How to Cope: First, know that there is nothing wrong with you; there is just a lot going on around you. Find ways to reduce the sensory input throughout your day (wear noise-reducing ear buds, use subtitles/turn down the volume on devices, dim the lights/close the curtains, change your clothes/hair/shoes to be more comfortable, move scattered items into a catch-all bin, etc.). Afterwards, take a few minutes to do a mentally and physically grounding activity to help reset your nervous system (deep breathing exercises, meditation, walking, stretching, journaling, etc.).

Partner Resentment

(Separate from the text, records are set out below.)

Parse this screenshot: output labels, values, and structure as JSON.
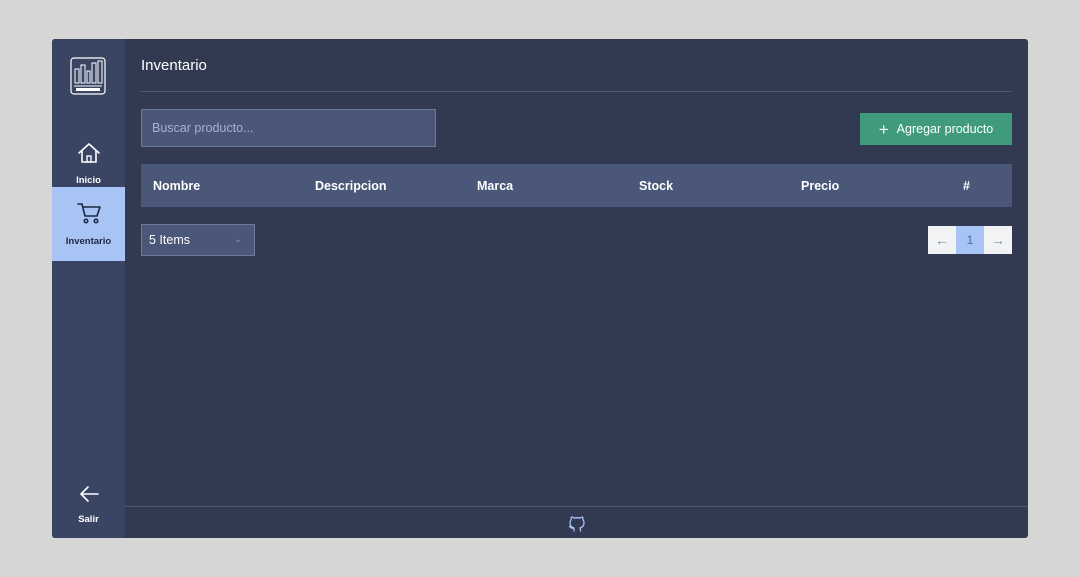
{
  "sidebar": {
    "logo_icon": "stock-control-logo",
    "items": [
      {
        "label": "Inicio",
        "icon": "home-icon"
      },
      {
        "label": "Inventario",
        "icon": "cart-icon"
      },
      {
        "label": "Salir",
        "icon": "arrow-left-icon"
      }
    ]
  },
  "header": {
    "title": "Inventario"
  },
  "search": {
    "placeholder": "Buscar producto..."
  },
  "actions": {
    "add_label": "Agregar producto"
  },
  "table": {
    "columns": [
      "Nombre",
      "Descripcion",
      "Marca",
      "Stock",
      "Precio",
      "#"
    ],
    "rows": []
  },
  "pagination": {
    "page_size": "5 Items",
    "current_page": "1"
  },
  "footer": {
    "icon": "github-icon"
  },
  "colors": {
    "background": "#323a52",
    "sidebar": "#3a4563",
    "active": "#a8c4f5",
    "accent_button": "#3f9b7c",
    "table_header": "#4a5778"
  }
}
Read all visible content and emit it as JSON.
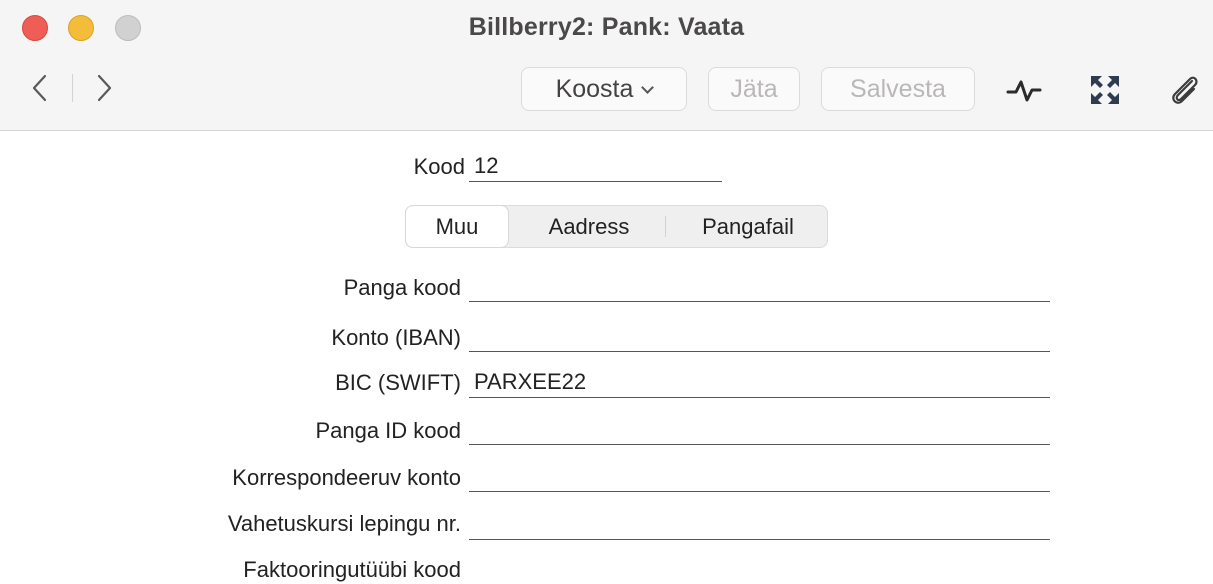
{
  "window": {
    "title": "Billberry2: Pank: Vaata"
  },
  "toolbar": {
    "koosta_label": "Koosta",
    "jata_label": "Jäta",
    "salvesta_label": "Salvesta"
  },
  "form": {
    "kood_label": "Kood",
    "kood_value": "12",
    "tabs": [
      {
        "label": "Muu",
        "active": true
      },
      {
        "label": "Aadress",
        "active": false
      },
      {
        "label": "Pangafail",
        "active": false
      }
    ],
    "fields": [
      {
        "label": "Panga kood",
        "value": ""
      },
      {
        "label": "Konto (IBAN)",
        "value": ""
      },
      {
        "label": "BIC (SWIFT)",
        "value": "PARXEE22"
      },
      {
        "label": "Panga ID kood",
        "value": ""
      },
      {
        "label": "Korrespondeeruv konto",
        "value": ""
      },
      {
        "label": "Vahetuskursi lepingu nr.",
        "value": ""
      },
      {
        "label": "Faktooringutüübi kood",
        "value": ""
      }
    ]
  },
  "colors": {
    "close": "#ee5e56",
    "minimize": "#f4bd39",
    "zoom": "#d2d1d1",
    "disabled_text": "#b9b7b7",
    "expand_icon": "#2f3b4f"
  }
}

You may start to notice a lack of “balance” or “fairness” between you and your partner’s lifestyles. You might feel jealous about their career – a sense of purpose outside of parenthood, a break from the daily grind of parenting, adult social interactions, etc. Maybe you get angry when they express feeling tired because you are also exhausted and desperate for some down time. You might wish the mental load was more balanced and feel bitter about continuing to be the primary caregiver even when they are home and available.

How to Cope: Notice if your feelings of resentment are about your partner or the situation. Let them know how you’re feeling and what you need more of, so they can understand and better support you. For example, if you’re overstimulated and irritable by the time they come home from work, maybe they take over all parenting while you decompress and take a break before the evening routine starts.

Career Pause & Financial Stress

For most families, SAHM-life means transitioning to a single household income. While some choose this and are eager to pause their career, some experience a great deal of distress and feel like they have no choice. Regardless of where you land here, pausing your career is bound to elicit a lot of complicated emotions, like a sense of inadequacy for no longer receiving an income, a sense of blame for your partner’s career stress, or guilt over hiring an occasional babysitter. You might feel like you’re not contributing enough and feel like a bad partner.

How to Cope: Recognize how you reduce the cost of professional childcare and provide the at-home childcare your partner’s employment is dependent on. Reframe how you view your financial contributions by focusing on the fact that the important domestic and care work you provide is an essential part of your partner’s ability to generate an income.

This site is intended for informational purposes only and does not provide medical advice. Please consult your physician or other health-care professional.

close cart
Something went wrong, please contact us!
close cart


close cart
Free Shipping on
orders of $35 or more!

You may also like